"What I've noticed throughout this election is regional media has been cut to the bone by way of staff since the 2017 Queensland election," the senator said.
"There aren't the resources in regional TV, radio, or newspapers that there was when I was first re-elected, and therefore media coverage for One Nation has also been limited."
Ms Hanson said her team had focused on "hitting the ground and speaking with people across the whole state from the most northern parts of Queensland up in the Torres Strait to the very southern parts of Scenic Rim, Condamine and further west".
This shift in style led to a Courier-Mail analysis piece questioning Ms Hanson's role, claiming the senator has been "missing in action".
Polling for One Nation has slipped and political pundits doubt it can repeat the success of the 2017 state election when it polled second in 20 seats after preferences.
Dr Williams said One Nation relied exclusively on Ms Hanson's profile, referencing the burka in the Senate as an example of her power to generate traction.
"The One Nation vote was really tanking and then she did the burka in the Senate thing and it spiked, a really huge spike," he told NCA NewsWire.
He said her lower profile had left him "bamboozled", adding it's "poor politics on her party's part".
Dr Williams also said the minor party could be a victim of circumstances as the coronavirus health crisis and its ensuing economic collapse dominated the needs of constituents.
"One Nation doesn't campaign on economics anymore, it tends to campaign on cultural matters - immigrants, refugees, gays in schools etc," he said.
"And when people are worried about where their next meal is coming from, those things don't matter."
But Ms Hanson is hoping to have the last laugh, insisting the mileage she has racked up over the campaign has her well placed to hold the balance of power in a potentially hung parliament.
"If political scientists want to take off their little white coats and come and walk in my shoes for a week, they would quickly realise I'm nowhere near ready to slow down," she told NCA NewsWire.

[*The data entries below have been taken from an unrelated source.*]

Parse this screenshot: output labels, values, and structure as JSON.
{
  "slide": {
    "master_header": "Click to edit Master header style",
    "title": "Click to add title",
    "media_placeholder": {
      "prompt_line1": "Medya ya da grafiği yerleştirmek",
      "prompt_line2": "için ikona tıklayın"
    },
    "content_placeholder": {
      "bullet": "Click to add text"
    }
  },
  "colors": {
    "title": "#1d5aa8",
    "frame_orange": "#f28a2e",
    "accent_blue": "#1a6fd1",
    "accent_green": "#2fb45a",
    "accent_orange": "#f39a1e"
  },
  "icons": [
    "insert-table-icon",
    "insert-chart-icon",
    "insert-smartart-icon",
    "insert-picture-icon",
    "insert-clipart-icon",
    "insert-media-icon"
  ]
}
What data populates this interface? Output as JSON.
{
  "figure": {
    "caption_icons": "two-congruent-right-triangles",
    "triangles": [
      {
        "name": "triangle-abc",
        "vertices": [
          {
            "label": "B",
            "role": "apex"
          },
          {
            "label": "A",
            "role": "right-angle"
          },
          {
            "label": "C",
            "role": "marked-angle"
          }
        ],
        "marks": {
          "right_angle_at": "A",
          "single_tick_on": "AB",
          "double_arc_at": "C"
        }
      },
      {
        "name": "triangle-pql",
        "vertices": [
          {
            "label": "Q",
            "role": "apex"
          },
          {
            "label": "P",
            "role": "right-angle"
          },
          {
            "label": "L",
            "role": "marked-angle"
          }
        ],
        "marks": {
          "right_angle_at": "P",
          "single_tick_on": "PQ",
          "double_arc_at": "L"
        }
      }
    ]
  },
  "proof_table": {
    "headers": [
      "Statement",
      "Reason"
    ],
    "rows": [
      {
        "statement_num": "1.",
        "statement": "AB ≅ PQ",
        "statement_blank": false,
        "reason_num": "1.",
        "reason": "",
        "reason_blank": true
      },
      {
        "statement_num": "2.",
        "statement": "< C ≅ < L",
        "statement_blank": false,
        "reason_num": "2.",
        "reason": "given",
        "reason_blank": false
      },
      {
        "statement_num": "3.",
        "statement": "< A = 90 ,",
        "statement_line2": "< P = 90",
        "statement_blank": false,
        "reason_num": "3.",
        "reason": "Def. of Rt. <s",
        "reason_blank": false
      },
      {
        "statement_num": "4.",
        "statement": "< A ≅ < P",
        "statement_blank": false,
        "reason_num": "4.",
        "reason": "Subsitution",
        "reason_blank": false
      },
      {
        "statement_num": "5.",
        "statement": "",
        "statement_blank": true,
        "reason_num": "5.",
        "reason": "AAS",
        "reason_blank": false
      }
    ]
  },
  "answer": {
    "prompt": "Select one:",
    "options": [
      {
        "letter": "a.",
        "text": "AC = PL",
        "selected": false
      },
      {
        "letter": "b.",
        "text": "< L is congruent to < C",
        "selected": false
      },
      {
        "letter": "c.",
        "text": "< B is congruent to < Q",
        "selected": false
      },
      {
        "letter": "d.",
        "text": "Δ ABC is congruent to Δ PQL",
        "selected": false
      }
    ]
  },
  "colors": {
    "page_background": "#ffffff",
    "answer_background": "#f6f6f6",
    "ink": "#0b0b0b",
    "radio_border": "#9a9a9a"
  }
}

"There's plenty of unfinished business, and if I want to leave a legacy when I finally do step away from politics, I need to get other like-minded people elected here in Queensland.
"One Nation is the only minor party to successfully grow its numbers across this country over the last 5 years, with members holding the shared balance of power in Western Australia and NSW as well as the federal parliament.
"Rest assured I'm not slowing down or about to hand the reins over anytime soon."
Originally published as Why Pauline hasn't been on TV